* Extracted data:
_ _ _
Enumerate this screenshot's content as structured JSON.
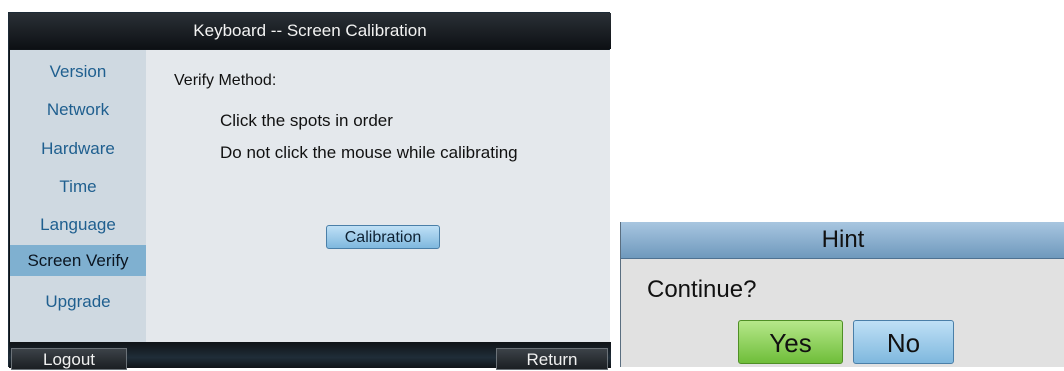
{
  "window": {
    "title": "Keyboard -- Screen Calibration"
  },
  "sidebar": {
    "items": [
      {
        "label": "Version"
      },
      {
        "label": "Network"
      },
      {
        "label": "Hardware"
      },
      {
        "label": "Time"
      },
      {
        "label": "Language"
      },
      {
        "label": "Screen Verify",
        "active": true
      },
      {
        "label": "Upgrade"
      }
    ]
  },
  "content": {
    "heading": "Verify Method:",
    "lines": [
      "Click the spots in order",
      "Do not click the mouse while calibrating"
    ],
    "calibration_button": "Calibration"
  },
  "bottom_bar": {
    "logout": "Logout",
    "return": "Return"
  },
  "hint_dialog": {
    "title": "Hint",
    "question": "Continue?",
    "yes": "Yes",
    "no": "No"
  },
  "colors": {
    "title_bar": "#1a1f24",
    "sidebar_bg": "#cfd9e1",
    "sidebar_text": "#1f5f8f",
    "active_item": "#7fb0d0",
    "content_bg": "#e4e8ec",
    "button_blue": "#9ccbea",
    "button_green": "#8fd35a"
  }
}
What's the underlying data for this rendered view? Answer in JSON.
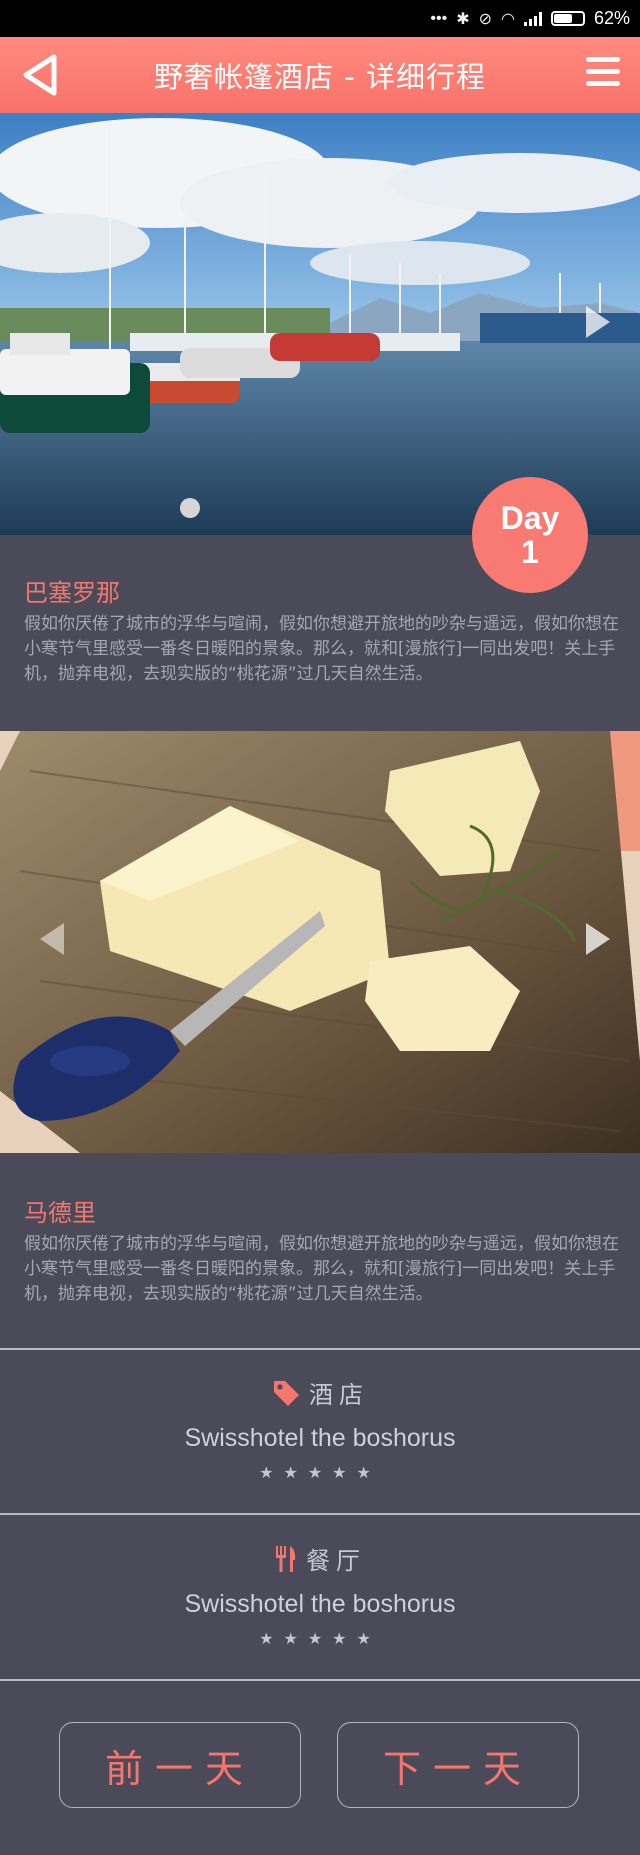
{
  "status_bar": {
    "battery": "62%"
  },
  "header": {
    "title": "野奢帐篷酒店 - 详细行程"
  },
  "day_badge": {
    "label": "Day",
    "number": "1"
  },
  "stops": [
    {
      "city": "巴塞罗那",
      "description": "假如你厌倦了城市的浮华与喧闹，假如你想避开旅地的吵杂与遥远，假如你想在小寒节气里感受一番冬日暖阳的景象。那么，就和[漫旅行]一同出发吧！关上手机，抛弃电视，去现实版的“桃花源”过几天自然生活。"
    },
    {
      "city": "马德里",
      "description": "假如你厌倦了城市的浮华与喧闹，假如你想避开旅地的吵杂与遥远，假如你想在小寒节气里感受一番冬日暖阳的景象。那么，就和[漫旅行]一同出发吧！关上手机，抛弃电视，去现实版的“桃花源”过几天自然生活。"
    }
  ],
  "hotel": {
    "label": "酒店",
    "name": "Swisshotel the boshorus",
    "stars": "★★★★★",
    "icon": "tag-icon"
  },
  "restaurant": {
    "label": "餐厅",
    "name": "Swisshotel the boshorus",
    "stars": "★★★★★",
    "icon": "fork-knife-icon"
  },
  "buttons": {
    "prev": "前一天",
    "next": "下一天"
  },
  "colors": {
    "accent": "#f87a72",
    "background": "#4a4a58"
  }
}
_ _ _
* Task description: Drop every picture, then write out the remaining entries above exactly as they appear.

* Completed task:
Enumerate this screenshot's content as structured JSON.
{
  "window": {
    "title": "Keyboard -- Screen Calibration"
  },
  "sidebar": {
    "items": [
      {
        "label": "Version"
      },
      {
        "label": "Network"
      },
      {
        "label": "Hardware"
      },
      {
        "label": "Time"
      },
      {
        "label": "Language"
      },
      {
        "label": "Screen Verify",
        "active": true
      },
      {
        "label": "Upgrade"
      }
    ]
  },
  "content": {
    "heading": "Verify Method:",
    "lines": [
      "Click the spots in order",
      "Do not click the mouse while calibrating"
    ],
    "calibration_button": "Calibration"
  },
  "bottom_bar": {
    "logout": "Logout",
    "return": "Return"
  },
  "hint_dialog": {
    "title": "Hint",
    "question": "Continue?",
    "yes": "Yes",
    "no": "No"
  },
  "colors": {
    "title_bar": "#1a1f24",
    "sidebar_bg": "#cfd9e1",
    "sidebar_text": "#1f5f8f",
    "active_item": "#7fb0d0",
    "content_bg": "#e4e8ec",
    "button_blue": "#9ccbea",
    "button_green": "#8fd35a"
  }
}
What's the underlying data for this rendered view? Answer in JSON.
{
  "status_bar": {
    "battery": "62%"
  },
  "header": {
    "title": "野奢帐篷酒店 - 详细行程"
  },
  "day_badge": {
    "label": "Day",
    "number": "1"
  },
  "stops": [
    {
      "city": "巴塞罗那",
      "description": "假如你厌倦了城市的浮华与喧闹，假如你想避开旅地的吵杂与遥远，假如你想在小寒节气里感受一番冬日暖阳的景象。那么，就和[漫旅行]一同出发吧！关上手机，抛弃电视，去现实版的“桃花源”过几天自然生活。"
    },
    {
      "city": "马德里",
      "description": "假如你厌倦了城市的浮华与喧闹，假如你想避开旅地的吵杂与遥远，假如你想在小寒节气里感受一番冬日暖阳的景象。那么，就和[漫旅行]一同出发吧！关上手机，抛弃电视，去现实版的“桃花源”过几天自然生活。"
    }
  ],
  "hotel": {
    "label": "酒店",
    "name": "Swisshotel the boshorus",
    "stars": "★★★★★",
    "icon": "tag-icon"
  },
  "restaurant": {
    "label": "餐厅",
    "name": "Swisshotel the boshorus",
    "stars": "★★★★★",
    "icon": "fork-knife-icon"
  },
  "buttons": {
    "prev": "前一天",
    "next": "下一天"
  },
  "colors": {
    "accent": "#f87a72",
    "background": "#4a4a58"
  }
}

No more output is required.